Depending on the source that generates them, greenhouse gas emissions can be tackled through different strategies. Some emissions, like those coming from petrol or diesel cars or from the generation of electricity, can be addressed through the transition to renewable energy, by electrifying transport, and through energy efficiency measures in buildings and industry.
At the same time, some 45% of man-made greenhouse gas emissions come from how we produce and consume products and food; they come from industry, agriculture, and land use changes. They come from the use of fertilisers in agriculture, from the emissions released when forests are felled to make room for agriculture, from livestock rearing, from chemical processes in industry, and from the high-heat processes that underpin the manufacturing of many of our industrial products, among others.
Often called hard-to-abate emissions because of the difficulty in addressing them, they require an overhaul of our economy to be tackled at source. They require that we transition to a circular economy, that we shift our diets to consume fewer animal products, and that we speed up the pace of technological innovation. To address them, we need to go upstream at the source of emissions to design waste and pollution out of our economy altogether, to keep materials in use, and to regenerate natural systems. To fulfil the Paris Agreement, particularly the ambitious goal of containing global warming to 1.5 degrees Celsius, we need to eliminate the hard-to-abate emissions; and, for that, we need to transition to a circular economy.
Yet few of the NDCs submitted by the UNFCCC signatories refer to the circular economy as one of the solutions that will deliver positive climate outcomes in their countries, according to Robert Bradley, Knowledge and Learning Director at the NDC Partnership.
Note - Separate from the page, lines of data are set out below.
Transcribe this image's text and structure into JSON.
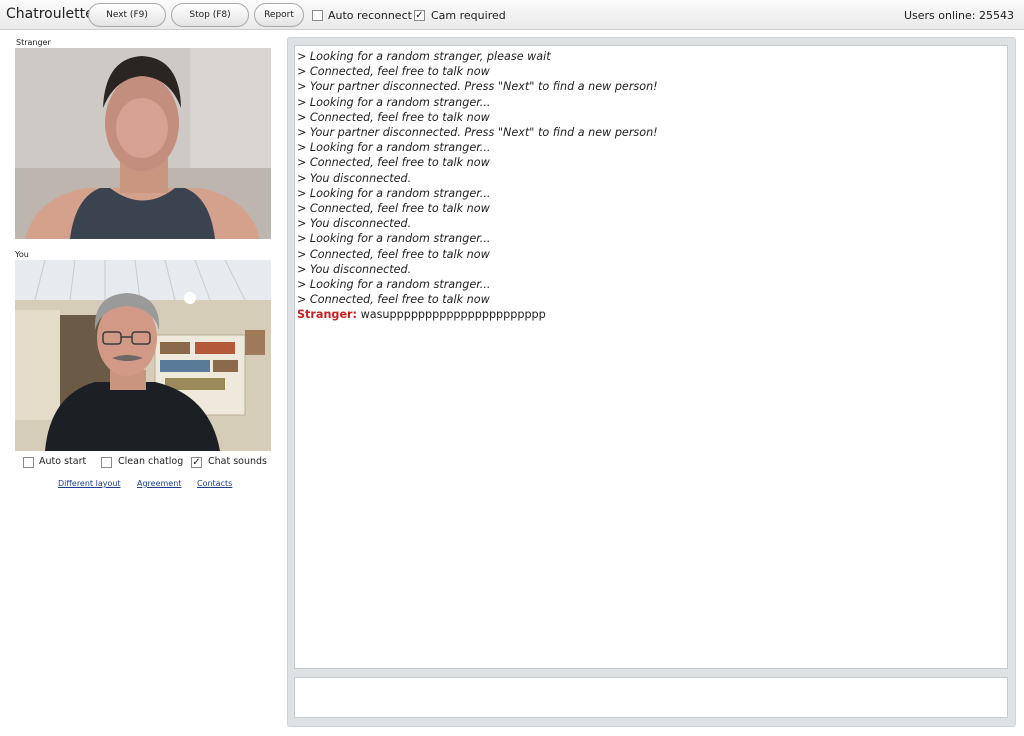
{
  "header": {
    "title": "Chatroulette",
    "next_label": "Next (F9)",
    "stop_label": "Stop (F8)",
    "report_label": "Report",
    "auto_reconnect_label": "Auto reconnect",
    "auto_reconnect_checked": false,
    "cam_required_label": "Cam required",
    "cam_required_checked": true,
    "users_online": "Users online: 25543"
  },
  "stranger_video": {
    "label": "Stranger"
  },
  "you_video": {
    "label": "You"
  },
  "options": {
    "auto_start_label": "Auto start",
    "auto_start_checked": false,
    "clean_chatlog_label": "Clean chatlog",
    "clean_chatlog_checked": false,
    "chat_sounds_label": "Chat sounds",
    "chat_sounds_checked": true
  },
  "links": {
    "different_layout": "Different layout",
    "agreement": "Agreement",
    "contacts": "Contacts"
  },
  "chat": {
    "system_lines": [
      "> Looking for a random stranger, please wait",
      "> Connected, feel free to talk now",
      "> Your partner disconnected. Press \"Next\" to find a new person!",
      "> Looking for a random stranger...",
      "> Connected, feel free to talk now",
      "> Your partner disconnected. Press \"Next\" to find a new person!",
      "> Looking for a random stranger...",
      "> Connected, feel free to talk now",
      "> You disconnected.",
      "> Looking for a random stranger...",
      "> Connected, feel free to talk now",
      "> You disconnected.",
      "> Looking for a random stranger...",
      "> Connected, feel free to talk now",
      "> You disconnected.",
      "> Looking for a random stranger...",
      "> Connected, feel free to talk now"
    ],
    "message": {
      "sender": "Stranger:",
      "text": "wasupppppppppppppppppppppp"
    },
    "input_value": ""
  },
  "colors": {
    "stranger_name": "#cc1f1f",
    "link": "#1a3f8f",
    "chat_frame": "#dfe2e5"
  }
}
To date, much of the focus of climate strategies and activities, in both the private and public sectors, has been on changing our energy system, which is pivotal, yet insufficient if we are to contain global warming to 1.5 degrees Celsius.
Broadening the understanding of the solutions needed to contain catastrophic climate change and taking action on all the solutions that can meaningfully contribute to decarbonising our world is a matter of utmost urgency in the lead-up to COP26 and thereafter. Speaking at WCEF+climate, an event about the circular economy and its potential to contribute to climate action, in April 2021, Bradley noted that, nevertheless, many countries reference activities related to the circular economy in their NDCs indirectly.
For instance, Colombia’s recently published NDC features strong commitments towards reducing forest degradation and deforestation, which, in turn, requires a good management of materials. Chile is a notable exception. The most recent version of its NDC clearly connects the dots between the country’s climate targets and its transition to a circular economy and sets out three clear objectives to advance the latter within its borders.
Helpfully, Chile is not entirely alone in this and the global community is quickly awakening to the importance of a circular economy to tackling climate change. Speaking at WCEF+climate, Patricia Espinosa, the Executive Secretary of UNFCCC, concluded that ‘accelerating the shift to a circular economy is essential to achieve the climate goals agreed by the international community and to help rebuild the world’s economies stronger, greener, and better’. Dozens of government, international organisations, and civil society leaders from all over the world echoed her words, pledging, at the same event, to accelerate the transition to a circular economy as a tool for combating climate change.
One can only hope that these pledges will be reflected in the important plans, legislation, and negotiations that are being rolled out this year. Connecting the dots between the circular economy and climate change is imperative if we are to avoid catastrophic climate change.
Thanks to Tim Gore for sharing his insights and experience.